Your blog posts, articles, postcards, radio interviews, brochures – all of this content is optimized to build your list of prospects.
For now, take the whole search engine optimization piece out of the puzzle. I’m focusing on the tactics we use to get people in front of (and hopefully clicking) your Subscribe button.
Your tactics can be graphed along two axes:
- Our horizontal (x) axis is mode: Is this content strategy online or offline?
- Our vertical (y) axis is cost: How much does this content cost to deploy? Is it free or is there a fee involved?
Here’s our matrix (mixing it up – no Venn this week):
Before you continue reading just take 10 seconds to come up with at least one content strategy you already use in each of these four areas:
- What is one free, online tactic you use in your internet marketing?
- What is one free, offline tactic you use in your internet marketing?
- What is one paid, online tactic you use in your internet marketing?
- What is one paid, offline tactic you use in your internet marketing?
Now let’s take in some detail:
Free, Online Marketing Tactics
Our first quadrant (quadrant #1 for you Covey freaks) is free, online marketing tactics.
This is probably where you’ll spend the most time experimenting. Online tactics are usually easier to get started, quicker to measure and quicker to discontinue. Here’s several of them:
- Email signature
- Discussion forum signature
- Blog posts
- Email newsletter
- RSS feed
- Blog directories
- Podcast directories
- RSS directories
- Article directories
- Social bookmarking sites
- Social networking sites
- Newsletter ad exchange
- Comments on other blogs
- Viral video
- Local-focused sites and directories
- Search-engine friendly HTML
- Webcast seminars
- Instant messaging and Skype profiles
- Viral PDFs
- Contest sponsorship
- Blog carnivals
- Organic search traffic
- Link exchange
- Group blogging project
- Guest posting on other blogs
- Joint-venture referrals
Free, Offline Marketing Tactics
Sometimes you’ll actually leave the house and use offline tactics – but there’s still some free ones:
- Speaking engagements
- Newspaper article
- Column in newspaper or magazine
- Networking events
- TV appearance
- Radio appearance
- Organizing or volunteering at events
Paid, Online Marketing Tactics
Third, we have free, offline marketing tactics.
Just like the free online tactics, the paid ones allow you to deploy and measure quickly and usually test out in small batches with less cost outlay:
- Pay-per-click (AdWords)
- Social network ads (Facebook ads)
- Ads on other blogs
- Ads on other sites
- Placement in another’s ezine
- Affiliate/referral program
- Paid placement on a site
- Paid link exchange
- Blog sponsorship
- Press release
- Podcast sponsorship
- RSS advertising
Paid, Offline Marketing Tactics
Finally, we have fee-based, paid offline marketing tactics.
I feel these are the more ‘thoughtful’ tactics to use when you’ve road-tested the other tactics and have the resources to go all out.
- Radio ad
- Television ad
- Print newsletter
- Magazine ad
- Newspaper ad
- Pay-to-play speaking engagement
- Sales staff
- Business cards
- Professional associations
- Events and seminars
I’m not sure if I’m explaining this very well – it is a bit half-baked right now so I need your help articulating it.
What I’m trying to express is that all the content you put out in the world – whether it is offline or online, in person or in print or on the radio – all of this content ideally is focused on bringing more prospects into your orbit.
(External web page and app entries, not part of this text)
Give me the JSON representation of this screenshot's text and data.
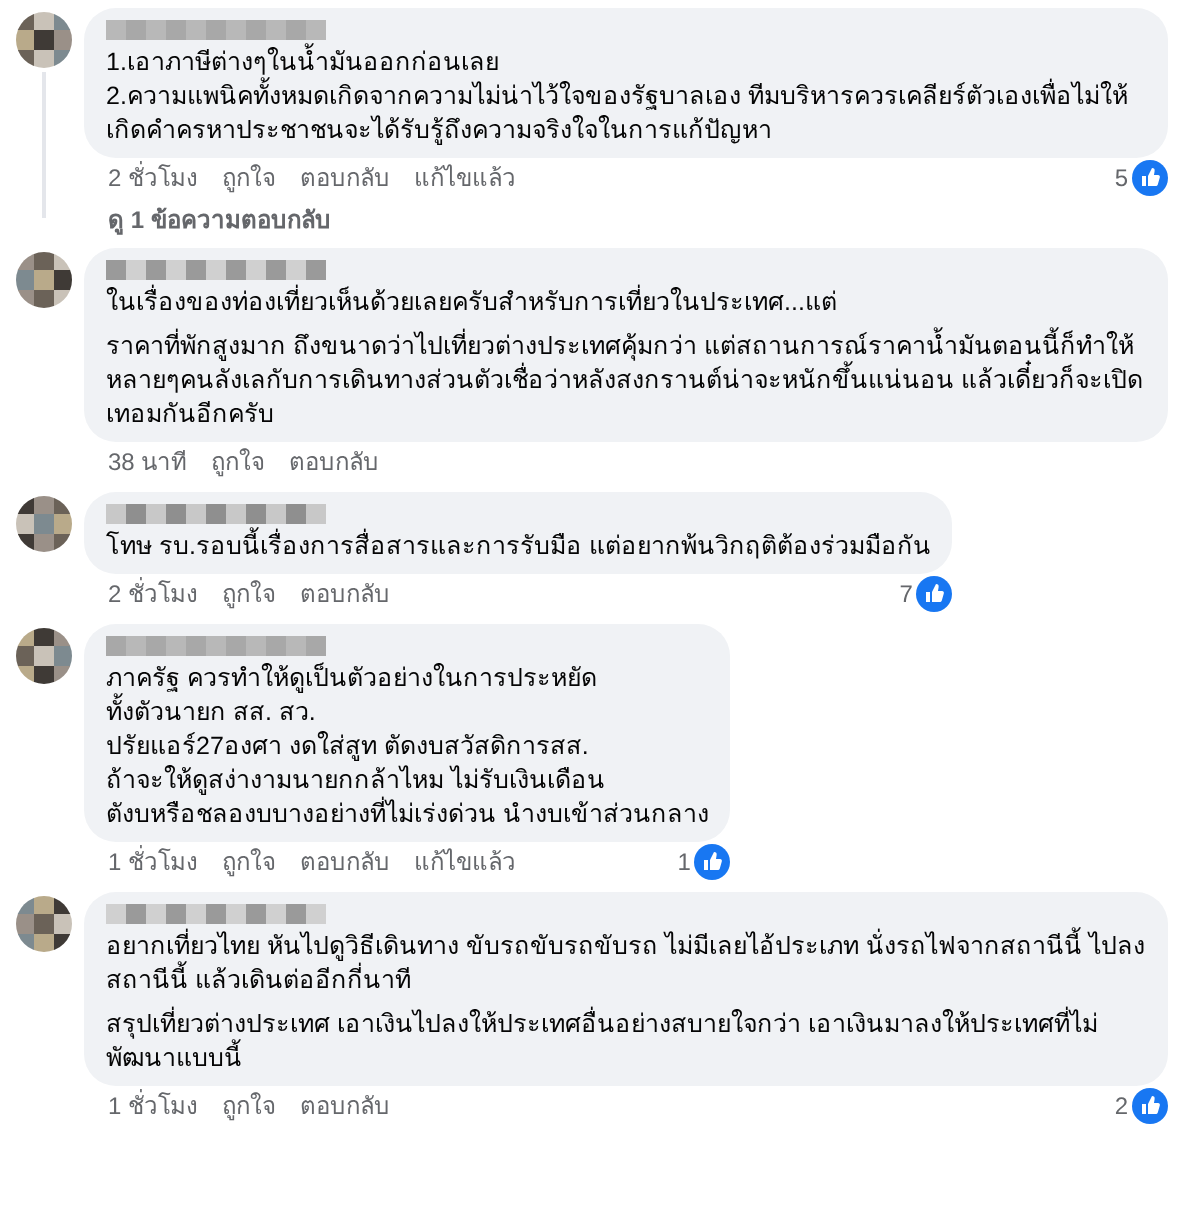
{
  "comments": [
    {
      "paragraphs": [
        [
          "1.เอาภาษีต่างๆในน้ำมันออกก่อนเลย",
          "2.ความแพนิคทั้งหมดเกิดจากความไม่น่าไว้ใจของรัฐบาลเอง ทีมบริหารควรเคลียร์ตัวเองเพื่อไม่ให้เกิดคำครหาประชาชนจะได้รับรู้ถึงความจริงใจในการแก้ปัญหา"
        ]
      ],
      "time": "2 ชั่วโมง",
      "like": "ถูกใจ",
      "reply": "ตอบกลับ",
      "edited": "แก้ไขแล้ว",
      "reactions": "5",
      "replies_link": "ดู 1 ข้อความตอบกลับ"
    },
    {
      "paragraphs": [
        [
          "ในเรื่องของท่องเที่ยวเห็นด้วยเลยครับสำหรับการเที่ยวในประเทศ...แต่"
        ],
        [
          "ราคาที่พักสูงมาก ถึงขนาดว่าไปเที่ยวต่างประเทศคุ้มกว่า แต่สถานการณ์ราคาน้ำมันตอนนี้ก็ทำให้หลายๆคนลังเลกับการเดินทางส่วนตัวเชื่อว่าหลังสงกรานต์น่าจะหนักขึ้นแน่นอน แล้วเดี๋ยวก็จะเปิดเทอมกันอีกครับ"
        ]
      ],
      "time": "38 นาที",
      "like": "ถูกใจ",
      "reply": "ตอบกลับ"
    },
    {
      "paragraphs": [
        [
          "โทษ รบ.รอบนี้เรื่องการสื่อสารและการรับมือ แต่อยากพ้นวิกฤติต้องร่วมมือกัน"
        ]
      ],
      "time": "2 ชั่วโมง",
      "like": "ถูกใจ",
      "reply": "ตอบกลับ",
      "reactions": "7"
    },
    {
      "paragraphs": [
        [
          "ภาครัฐ ควรทำให้ดูเป็นตัวอย่างในการประหยัด",
          "ทั้งตัวนายก สส. สว.",
          "ปรัยแอร์27องศา งดใส่สูท ตัดงบสวัสดิการสส.",
          "ถ้าจะให้ดูสง่างามนายกกล้าไหม ไม่รับเงินเดือน",
          "ตังบหรือชลองบบางอย่างที่ไม่เร่งด่วน นำงบเข้าส่วนกลาง"
        ]
      ],
      "time": "1 ชั่วโมง",
      "like": "ถูกใจ",
      "reply": "ตอบกลับ",
      "edited": "แก้ไขแล้ว",
      "reactions": "1"
    },
    {
      "paragraphs": [
        [
          "อยากเที่ยวไทย หันไปดูวิธีเดินทาง ขับรถขับรถขับรถ ไม่มีเลยไอ้ประเภท นั่งรถไฟจากสถานีนี้ ไปลงสถานีนี้ แล้วเดินต่ออีกกี่นาที"
        ],
        [
          "สรุปเที่ยวต่างประเทศ เอาเงินไปลงให้ประเทศอื่นอย่างสบายใจกว่า เอาเงินมาลงให้ประเทศที่ไม่พัฒนาแบบนี้"
        ]
      ],
      "time": "1 ชั่วโมง",
      "like": "ถูกใจ",
      "reply": "ตอบกลับ",
      "reactions": "2"
    }
  ]
}
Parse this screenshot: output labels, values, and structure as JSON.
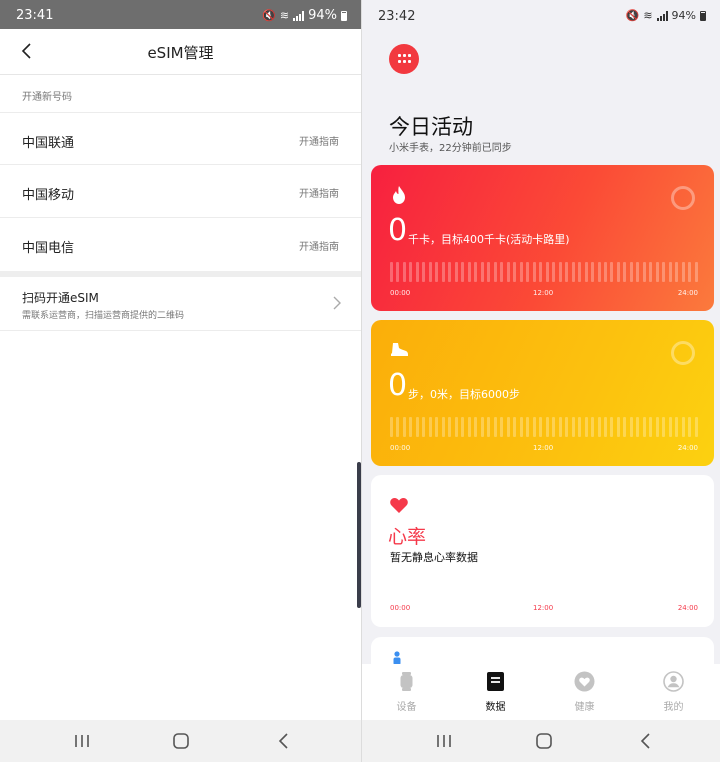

The right prospects. Not a shotgun of crap traffic. All of these prospects are being targeted to your Subscribe button. After that is the courtship where we begin to cultivate and acclimate them to our expertise, products and services so when they have a problem we can solve, they come to us first to solve it – that’s the Buy button.
Another way to think of this is an ever-flowing stream of searches and requests and queries like a cool mountain creek. Can you divert the right amount of flow your way and channel it correctly?
What am I missing? Tell me right now: